It’s hard to say how much belief in a herbal medicine is warranted by traditional use, and different people would have different views. It would have been much better to allow the fact of traditional use to be advertised itself, rather than allowing it to substitute for evidence of benefit.  Some people will find “traditional Māori use” a good reason to buy a product, others might be more persuaded by “based on Ayurvedic principles”.  We can leave that evaluation up to the consumer, and reserve claims of ‘health benefit’ for when we really have evidence of health benefit.

This isn’t treating science as privileged, but it is treating science as distinguished. There are some questions you really can answer by empirical study and repeatable experiment (as the Bill puts it), and one of them is whether a specific treatment does or does not have (on average) a specific health benefit in a specific group of people.


December 4, 2014

Fortune cookie science reporting


For science, the appropriate addition is “in mice.”

The Herald’s story (from the Daily Telegraph) “The latest 12 hour diet backed by science” has exactly this problem. It begins

Dieters hoping to shed the kilos should watch the clock as much as their calorie intake after scientists discovered that limiting the time span in which food is consumed can stop weight gain.

Confining meals to a 12-hour period, such as 8am to 8pm, and fasting for the remainder of the day, appears to make a huge difference to whether fat is stored, or burned up by the body.

It’s not until paragraph 6 that we find out this isn’t about dieters, it’s about mice.  The differences truly are huge — 5% of body weight within a few days, 25% by the end of the study — so you’d think it would be easy to demonstrate these benefits in humans if they were real.
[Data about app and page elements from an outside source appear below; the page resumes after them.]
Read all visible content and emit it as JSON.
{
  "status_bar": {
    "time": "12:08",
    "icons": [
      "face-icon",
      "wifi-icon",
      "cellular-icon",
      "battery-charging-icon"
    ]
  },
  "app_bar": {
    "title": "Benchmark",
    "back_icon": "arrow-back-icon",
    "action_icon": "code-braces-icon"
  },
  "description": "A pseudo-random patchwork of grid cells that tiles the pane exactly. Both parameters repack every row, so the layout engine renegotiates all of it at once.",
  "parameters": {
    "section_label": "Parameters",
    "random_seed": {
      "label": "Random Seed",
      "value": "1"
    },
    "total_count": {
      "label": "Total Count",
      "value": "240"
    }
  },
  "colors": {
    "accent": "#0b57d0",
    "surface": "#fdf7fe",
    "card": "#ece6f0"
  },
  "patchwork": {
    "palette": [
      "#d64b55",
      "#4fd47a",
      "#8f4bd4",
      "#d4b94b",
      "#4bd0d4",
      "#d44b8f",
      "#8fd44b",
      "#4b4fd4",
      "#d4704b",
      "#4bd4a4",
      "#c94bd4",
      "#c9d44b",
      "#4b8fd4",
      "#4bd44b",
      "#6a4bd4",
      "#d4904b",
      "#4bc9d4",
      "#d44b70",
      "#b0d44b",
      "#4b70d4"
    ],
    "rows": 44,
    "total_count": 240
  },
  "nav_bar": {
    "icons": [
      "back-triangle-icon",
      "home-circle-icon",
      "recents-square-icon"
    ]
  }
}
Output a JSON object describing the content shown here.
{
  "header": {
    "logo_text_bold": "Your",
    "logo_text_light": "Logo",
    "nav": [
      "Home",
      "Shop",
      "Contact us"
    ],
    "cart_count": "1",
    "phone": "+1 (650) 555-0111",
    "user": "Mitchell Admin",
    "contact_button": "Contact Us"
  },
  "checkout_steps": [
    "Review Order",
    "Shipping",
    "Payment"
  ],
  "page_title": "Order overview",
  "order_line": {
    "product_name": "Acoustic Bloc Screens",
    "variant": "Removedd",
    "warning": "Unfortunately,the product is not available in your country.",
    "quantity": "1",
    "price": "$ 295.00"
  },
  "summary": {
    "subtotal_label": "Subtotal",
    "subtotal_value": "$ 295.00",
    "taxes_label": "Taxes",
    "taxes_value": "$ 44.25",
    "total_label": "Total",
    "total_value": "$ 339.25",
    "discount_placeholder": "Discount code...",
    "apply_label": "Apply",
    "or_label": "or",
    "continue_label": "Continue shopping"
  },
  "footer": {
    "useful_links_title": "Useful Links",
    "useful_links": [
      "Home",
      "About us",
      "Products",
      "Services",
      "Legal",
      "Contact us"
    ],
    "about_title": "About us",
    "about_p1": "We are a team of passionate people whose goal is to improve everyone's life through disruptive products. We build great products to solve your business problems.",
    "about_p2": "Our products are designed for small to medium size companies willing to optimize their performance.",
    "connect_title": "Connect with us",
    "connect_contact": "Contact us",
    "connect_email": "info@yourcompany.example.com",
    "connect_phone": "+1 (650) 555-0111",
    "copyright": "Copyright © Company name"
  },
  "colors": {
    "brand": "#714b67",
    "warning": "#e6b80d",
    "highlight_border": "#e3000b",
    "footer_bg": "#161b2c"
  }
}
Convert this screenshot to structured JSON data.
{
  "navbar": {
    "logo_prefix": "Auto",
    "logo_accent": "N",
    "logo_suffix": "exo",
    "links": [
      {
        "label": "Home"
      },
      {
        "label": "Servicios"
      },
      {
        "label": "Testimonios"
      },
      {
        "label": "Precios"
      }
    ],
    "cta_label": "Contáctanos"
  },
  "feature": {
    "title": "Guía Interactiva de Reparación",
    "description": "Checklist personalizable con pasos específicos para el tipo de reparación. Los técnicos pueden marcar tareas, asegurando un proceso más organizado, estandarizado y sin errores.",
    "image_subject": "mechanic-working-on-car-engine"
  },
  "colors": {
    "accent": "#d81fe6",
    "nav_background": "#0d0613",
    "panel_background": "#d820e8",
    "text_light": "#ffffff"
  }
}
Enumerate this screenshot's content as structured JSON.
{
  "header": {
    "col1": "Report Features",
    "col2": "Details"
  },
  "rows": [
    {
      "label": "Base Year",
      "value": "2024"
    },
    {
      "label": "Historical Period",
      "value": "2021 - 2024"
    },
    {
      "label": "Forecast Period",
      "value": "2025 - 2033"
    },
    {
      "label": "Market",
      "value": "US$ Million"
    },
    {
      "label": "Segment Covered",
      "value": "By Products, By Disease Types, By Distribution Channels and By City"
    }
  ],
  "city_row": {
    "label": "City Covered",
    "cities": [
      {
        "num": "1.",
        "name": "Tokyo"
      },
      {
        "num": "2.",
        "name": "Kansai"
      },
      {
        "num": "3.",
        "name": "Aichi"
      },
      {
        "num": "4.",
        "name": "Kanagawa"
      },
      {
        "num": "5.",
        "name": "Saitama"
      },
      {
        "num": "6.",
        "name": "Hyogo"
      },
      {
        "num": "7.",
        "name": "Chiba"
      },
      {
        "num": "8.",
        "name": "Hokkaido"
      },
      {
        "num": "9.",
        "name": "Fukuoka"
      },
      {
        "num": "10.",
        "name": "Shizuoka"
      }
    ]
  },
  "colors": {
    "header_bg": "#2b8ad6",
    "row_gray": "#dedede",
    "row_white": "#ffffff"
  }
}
Earlier this year, a different research group published a summary of studies on time-restricted feeding.  There are no controlled studies in humans. The uncontrolled studies aren’t especially high quality, and the ones with a 12-hour period mostly just take advantage of the no-daytime-eating rule observed by Muslims during the month of Ramadan. However, it’s still notable that the average weight reductions from a 4-week period of 12-hour food restrictions were 1-3%.